Activity:
All of the data below should be written out exactly.

Data supplied:
________________________________________
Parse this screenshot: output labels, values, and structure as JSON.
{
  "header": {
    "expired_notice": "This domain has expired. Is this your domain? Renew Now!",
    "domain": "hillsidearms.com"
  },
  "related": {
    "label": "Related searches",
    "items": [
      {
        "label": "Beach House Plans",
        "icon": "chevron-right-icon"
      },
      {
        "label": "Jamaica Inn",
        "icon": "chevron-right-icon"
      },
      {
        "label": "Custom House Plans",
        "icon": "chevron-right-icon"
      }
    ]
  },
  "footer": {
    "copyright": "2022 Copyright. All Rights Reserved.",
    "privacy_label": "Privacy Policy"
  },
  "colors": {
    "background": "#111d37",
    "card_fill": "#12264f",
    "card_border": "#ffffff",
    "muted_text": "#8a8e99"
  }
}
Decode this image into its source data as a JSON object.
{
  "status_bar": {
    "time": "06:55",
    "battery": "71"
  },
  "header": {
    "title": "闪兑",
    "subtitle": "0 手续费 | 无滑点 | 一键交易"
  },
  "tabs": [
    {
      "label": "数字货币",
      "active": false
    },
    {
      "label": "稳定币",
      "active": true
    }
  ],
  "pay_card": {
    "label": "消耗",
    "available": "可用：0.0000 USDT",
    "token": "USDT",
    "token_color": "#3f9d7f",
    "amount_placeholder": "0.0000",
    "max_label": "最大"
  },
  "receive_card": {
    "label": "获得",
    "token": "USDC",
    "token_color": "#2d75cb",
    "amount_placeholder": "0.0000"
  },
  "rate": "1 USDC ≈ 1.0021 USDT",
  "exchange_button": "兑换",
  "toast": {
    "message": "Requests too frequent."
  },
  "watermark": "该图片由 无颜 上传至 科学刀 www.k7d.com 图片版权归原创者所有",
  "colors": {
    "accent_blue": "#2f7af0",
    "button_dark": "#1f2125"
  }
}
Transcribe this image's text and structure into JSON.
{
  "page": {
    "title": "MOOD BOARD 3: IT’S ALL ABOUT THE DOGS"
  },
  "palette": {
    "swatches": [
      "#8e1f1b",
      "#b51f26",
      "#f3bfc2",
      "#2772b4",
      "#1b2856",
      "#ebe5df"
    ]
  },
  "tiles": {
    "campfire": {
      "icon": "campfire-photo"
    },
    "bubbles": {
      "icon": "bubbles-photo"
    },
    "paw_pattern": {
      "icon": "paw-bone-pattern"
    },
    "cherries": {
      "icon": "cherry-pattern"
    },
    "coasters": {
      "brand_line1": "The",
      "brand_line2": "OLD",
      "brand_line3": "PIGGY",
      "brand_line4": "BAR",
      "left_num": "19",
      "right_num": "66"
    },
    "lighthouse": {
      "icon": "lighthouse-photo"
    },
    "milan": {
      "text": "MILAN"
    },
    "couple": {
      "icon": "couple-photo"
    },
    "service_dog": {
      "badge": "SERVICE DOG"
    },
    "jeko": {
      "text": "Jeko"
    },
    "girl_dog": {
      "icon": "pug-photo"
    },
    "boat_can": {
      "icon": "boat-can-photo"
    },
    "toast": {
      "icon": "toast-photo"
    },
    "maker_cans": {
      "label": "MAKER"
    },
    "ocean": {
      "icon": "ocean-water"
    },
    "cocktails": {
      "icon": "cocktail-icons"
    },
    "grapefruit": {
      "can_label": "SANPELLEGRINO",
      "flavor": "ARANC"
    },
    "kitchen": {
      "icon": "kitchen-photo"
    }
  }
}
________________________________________
Answer for this exercise:
Parse this screenshot: output labels, values, and structure as JSON.
{
  "header": {
    "expired_notice": "This domain has expired. Is this your domain? Renew Now!",
    "domain": "hillsidearms.com"
  },
  "related": {
    "label": "Related searches",
    "items": [
      {
        "label": "Beach House Plans",
        "icon": "chevron-right-icon"
      },
      {
        "label": "Jamaica Inn",
        "icon": "chevron-right-icon"
      },
      {
        "label": "Custom House Plans",
        "icon": "chevron-right-icon"
      }
    ]
  },
  "footer": {
    "copyright": "2022 Copyright. All Rights Reserved.",
    "privacy_label": "Privacy Policy"
  },
  "colors": {
    "background": "#111d37",
    "card_fill": "#12264f",
    "card_border": "#ffffff",
    "muted_text": "#8a8e99"
  }
}
Decode this image into its source data as a JSON object.
{
  "status_bar": {
    "time": "06:55",
    "battery": "71"
  },
  "header": {
    "title": "闪兑",
    "subtitle": "0 手续费 | 无滑点 | 一键交易"
  },
  "tabs": [
    {
      "label": "数字货币",
      "active": false
    },
    {
      "label": "稳定币",
      "active": true
    }
  ],
  "pay_card": {
    "label": "消耗",
    "available": "可用：0.0000 USDT",
    "token": "USDT",
    "token_color": "#3f9d7f",
    "amount_placeholder": "0.0000",
    "max_label": "最大"
  },
  "receive_card": {
    "label": "获得",
    "token": "USDC",
    "token_color": "#2d75cb",
    "amount_placeholder": "0.0000"
  },
  "rate": "1 USDC ≈ 1.0021 USDT",
  "exchange_button": "兑换",
  "toast": {
    "message": "Requests too frequent."
  },
  "watermark": "该图片由 无颜 上传至 科学刀 www.k7d.com 图片版权归原创者所有",
  "colors": {
    "accent_blue": "#2f7af0",
    "button_dark": "#1f2125"
  }
}
Transcribe this image's text and structure into JSON.
{
  "page": {
    "title": "MOOD BOARD 3: IT’S ALL ABOUT THE DOGS"
  },
  "palette": {
    "swatches": [
      "#8e1f1b",
      "#b51f26",
      "#f3bfc2",
      "#2772b4",
      "#1b2856",
      "#ebe5df"
    ]
  },
  "tiles": {
    "campfire": {
      "icon": "campfire-photo"
    },
    "bubbles": {
      "icon": "bubbles-photo"
    },
    "paw_pattern": {
      "icon": "paw-bone-pattern"
    },
    "cherries": {
      "icon": "cherry-pattern"
    },
    "coasters": {
      "brand_line1": "The",
      "brand_line2": "OLD",
      "brand_line3": "PIGGY",
      "brand_line4": "BAR",
      "left_num": "19",
      "right_num": "66"
    },
    "lighthouse": {
      "icon": "lighthouse-photo"
    },
    "milan": {
      "text": "MILAN"
    },
    "couple": {
      "icon": "couple-photo"
    },
    "service_dog": {
      "badge": "SERVICE DOG"
    },
    "jeko": {
      "text": "Jeko"
    },
    "girl_dog": {
      "icon": "pug-photo"
    },
    "boat_can": {
      "icon": "boat-can-photo"
    },
    "toast": {
      "icon": "toast-photo"
    },
    "maker_cans": {
      "label": "MAKER"
    },
    "ocean": {
      "icon": "ocean-water"
    },
    "cocktails": {
      "icon": "cocktail-icons"
    },
    "grapefruit": {
      "can_label": "SANPELLEGRINO",
      "flavor": "ARANC"
    },
    "kitchen": {
      "icon": "kitchen-photo"
    }
  }
}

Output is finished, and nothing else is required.